Researchers have created a virtual reality cognitive assessment to effectively test executive function in a real-world setting.
Researchers have constructed a 3D vision-guided artificial skin that enables tactile sensing with high performance, opening doors to innumerable applications in medicine.
Researchers have developed a unique inkjet printing method for fabricating tiny biocompatible polymer microdisk lasers for biosensing applications.
World-first 3D printed oesophageal stents developed by the University of South Australia could revolutionize the delivery of chemotherapy drugs.
Computer scientists use TACC systems to generate synthetic objects for robot training.
Deep-learning methods have the potential to offer substantially better results, generating superior representations for characterizing the human brain.
Professor Dr Peter Pott and his team turn to 3D printers to successfully realize his vision of “high end at low cost” medical devices.
Engineers have create a robot that learns to visually predict how its partner robot will behave, displaying a glimmer of empathy.
Using theoretical calculations, scientists showed that it would not be possible to control a superintelligent AI.
Physicians who follow AI advice may be considered less liable for medical malpractice than is commonly thought, according to a new study of potential jury candidates in the U.S.
Using virtual reality, researchers found that people differ in how much they are influenced by their visual environment.
Revealing details of the internal structure of 'mini-brains' could help accelerate drug studies and may offer alternatives to some animal testing.
Scientists have proposed a new principle by which active matter systems can spontaneously order, without need for higher level instructions or even programmed interaction among the agents.
Scientists have developed a machine learning method that crunches massive amounts of data to help determine which existing medications could improve outcomes in diseases for which they are not prescribed.
The new device can continuously sense levels of virtually any protein or molecule in the blood.

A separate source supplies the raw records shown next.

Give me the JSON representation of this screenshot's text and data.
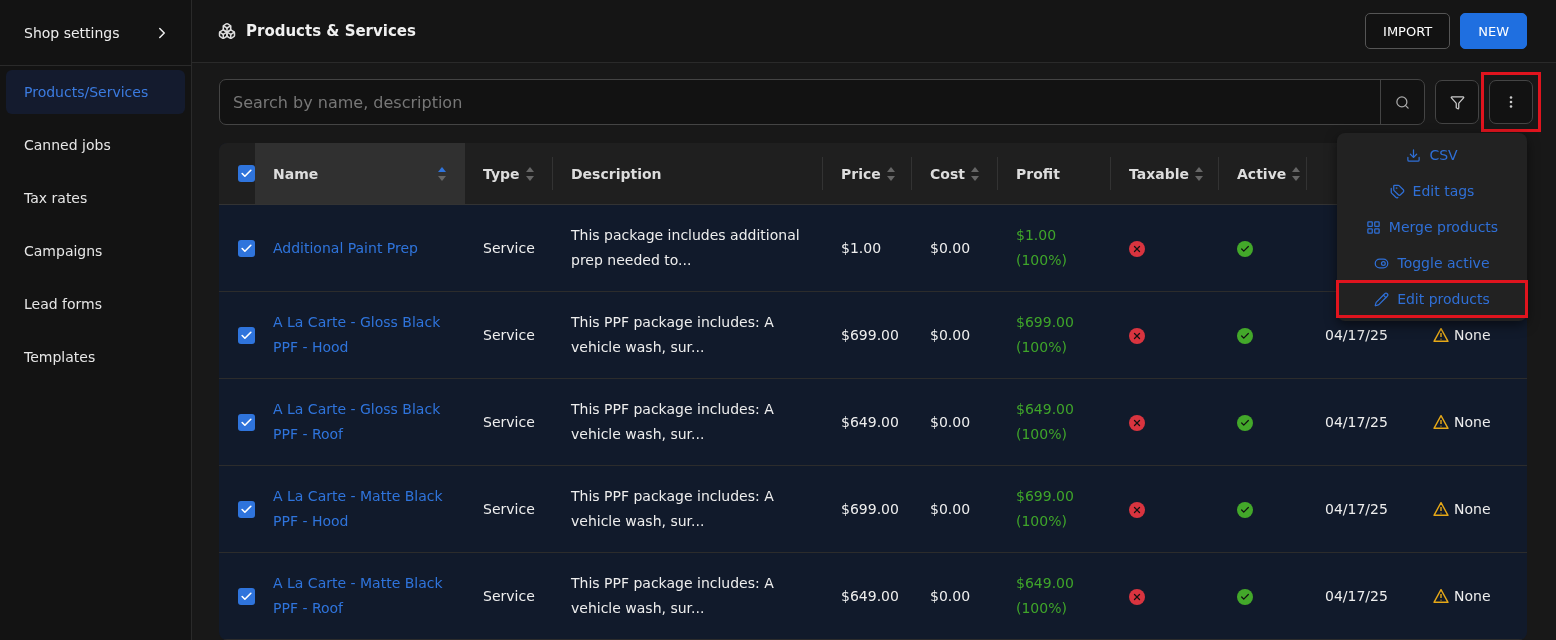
{
  "sidebar": {
    "title": "Shop settings",
    "items": [
      {
        "label": "Products/Services",
        "selected": true
      },
      {
        "label": "Canned jobs",
        "selected": false
      },
      {
        "label": "Tax rates",
        "selected": false
      },
      {
        "label": "Campaigns",
        "selected": false
      },
      {
        "label": "Lead forms",
        "selected": false
      },
      {
        "label": "Templates",
        "selected": false
      }
    ]
  },
  "header": {
    "title": "Products & Services",
    "buttons": [
      {
        "label": "IMPORT",
        "kind": "outline"
      },
      {
        "label": "NEW",
        "kind": "primary"
      }
    ]
  },
  "search": {
    "placeholder": "Search by name, description"
  },
  "more_button": {
    "highlighted": true
  },
  "menu": {
    "items": [
      {
        "label": "CSV",
        "highlighted": false
      },
      {
        "label": "Edit tags",
        "highlighted": false
      },
      {
        "label": "Merge products",
        "highlighted": false
      },
      {
        "label": "Toggle active",
        "highlighted": false
      },
      {
        "label": "Edit products",
        "highlighted": true
      }
    ]
  },
  "table": {
    "all_checked": true,
    "columns": [
      {
        "label": "Name",
        "sortable": true,
        "sorted": true
      },
      {
        "label": "Type",
        "sortable": true,
        "sorted": false
      },
      {
        "label": "Description",
        "sortable": false,
        "sorted": false
      },
      {
        "label": "Price",
        "sortable": true,
        "sorted": false
      },
      {
        "label": "Cost",
        "sortable": true,
        "sorted": false
      },
      {
        "label": "Profit",
        "sortable": false,
        "sorted": false
      },
      {
        "label": "Taxable",
        "sortable": true,
        "sorted": false
      },
      {
        "label": "Active",
        "sortable": true,
        "sorted": false
      }
    ],
    "rows": [
      {
        "checked": true,
        "name": "Additional Paint Prep",
        "type": "Service",
        "description": "This package includes additional prep needed to...",
        "price": "$1.00",
        "cost": "$0.00",
        "profit": "$1.00",
        "profit_pct": "(100%)",
        "taxable": false,
        "active": true
      },
      {
        "checked": true,
        "name": "A La Carte - Gloss Black PPF - Hood",
        "type": "Service",
        "description": "This PPF package includes: A vehicle wash, sur...",
        "price": "$699.00",
        "cost": "$0.00",
        "profit": "$699.00",
        "profit_pct": "(100%)",
        "taxable": false,
        "active": true,
        "date": "04/17/25",
        "warning": "None"
      },
      {
        "checked": true,
        "name": "A La Carte - Gloss Black PPF - Roof",
        "type": "Service",
        "description": "This PPF package includes: A vehicle wash, sur...",
        "price": "$649.00",
        "cost": "$0.00",
        "profit": "$649.00",
        "profit_pct": "(100%)",
        "taxable": false,
        "active": true,
        "date": "04/17/25",
        "warning": "None"
      },
      {
        "checked": true,
        "name": "A La Carte - Matte Black PPF - Hood",
        "type": "Service",
        "description": "This PPF package includes: A vehicle wash, sur...",
        "price": "$699.00",
        "cost": "$0.00",
        "profit": "$699.00",
        "profit_pct": "(100%)",
        "taxable": false,
        "active": true,
        "date": "04/17/25",
        "warning": "None"
      },
      {
        "checked": true,
        "name": "A La Carte - Matte Black PPF - Roof",
        "type": "Service",
        "description": "This PPF package includes: A vehicle wash, sur...",
        "price": "$649.00",
        "cost": "$0.00",
        "profit": "$649.00",
        "profit_pct": "(100%)",
        "taxable": false,
        "active": true,
        "date": "04/17/25",
        "warning": "None"
      }
    ]
  }
}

The researchers say it could be transformative for disease detection, patient monitoring and biomedical research.
A device could help scientists better understand the health benefits of outdoor lighting and lead to wearables that could nudge users to get more outdoor time.